## Task to carry out
Please look for the string "market" below and report every line in which it occurs.

Exercise data START

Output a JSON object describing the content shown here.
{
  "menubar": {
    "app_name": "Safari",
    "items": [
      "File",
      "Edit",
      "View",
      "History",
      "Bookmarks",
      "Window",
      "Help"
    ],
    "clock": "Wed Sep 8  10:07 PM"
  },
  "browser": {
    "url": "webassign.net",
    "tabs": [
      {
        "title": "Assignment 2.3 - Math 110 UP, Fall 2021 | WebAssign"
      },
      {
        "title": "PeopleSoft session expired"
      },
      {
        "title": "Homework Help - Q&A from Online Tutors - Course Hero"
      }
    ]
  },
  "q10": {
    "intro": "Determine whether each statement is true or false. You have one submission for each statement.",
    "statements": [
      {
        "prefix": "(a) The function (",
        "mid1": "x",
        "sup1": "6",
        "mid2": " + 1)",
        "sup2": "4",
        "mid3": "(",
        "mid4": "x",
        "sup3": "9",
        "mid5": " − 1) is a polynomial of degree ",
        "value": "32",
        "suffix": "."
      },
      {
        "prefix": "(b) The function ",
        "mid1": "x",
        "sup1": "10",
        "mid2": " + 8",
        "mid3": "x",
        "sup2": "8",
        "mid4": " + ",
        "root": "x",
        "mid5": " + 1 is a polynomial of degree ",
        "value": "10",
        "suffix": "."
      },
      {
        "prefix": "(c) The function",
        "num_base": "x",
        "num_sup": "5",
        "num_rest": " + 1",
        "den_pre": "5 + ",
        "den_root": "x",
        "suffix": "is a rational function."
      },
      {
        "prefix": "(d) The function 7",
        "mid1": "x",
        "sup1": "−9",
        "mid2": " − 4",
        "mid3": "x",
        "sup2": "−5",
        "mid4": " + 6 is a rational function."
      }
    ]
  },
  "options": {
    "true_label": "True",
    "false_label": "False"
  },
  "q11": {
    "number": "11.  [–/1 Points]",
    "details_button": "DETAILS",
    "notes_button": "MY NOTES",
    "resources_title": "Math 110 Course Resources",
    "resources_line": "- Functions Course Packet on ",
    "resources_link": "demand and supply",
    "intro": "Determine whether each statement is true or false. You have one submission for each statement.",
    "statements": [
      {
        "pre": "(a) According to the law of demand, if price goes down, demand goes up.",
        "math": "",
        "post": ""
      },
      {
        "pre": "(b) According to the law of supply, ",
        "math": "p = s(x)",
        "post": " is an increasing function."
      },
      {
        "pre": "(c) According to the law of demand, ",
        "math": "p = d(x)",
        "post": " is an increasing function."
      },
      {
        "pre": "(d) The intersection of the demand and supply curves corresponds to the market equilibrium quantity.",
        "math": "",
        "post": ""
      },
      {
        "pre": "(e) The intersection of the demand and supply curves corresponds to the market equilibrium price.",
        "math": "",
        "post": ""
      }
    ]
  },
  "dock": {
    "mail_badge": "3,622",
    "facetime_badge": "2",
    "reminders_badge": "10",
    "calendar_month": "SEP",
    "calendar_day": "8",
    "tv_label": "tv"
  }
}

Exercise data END

## Exercise result
        "pre": "(d) The intersection of the demand and supply curves corresponds to the market equilibrium quantity.",
        "pre": "(e) The intersection of the demand and supply curves corresponds to the market equilibrium price.",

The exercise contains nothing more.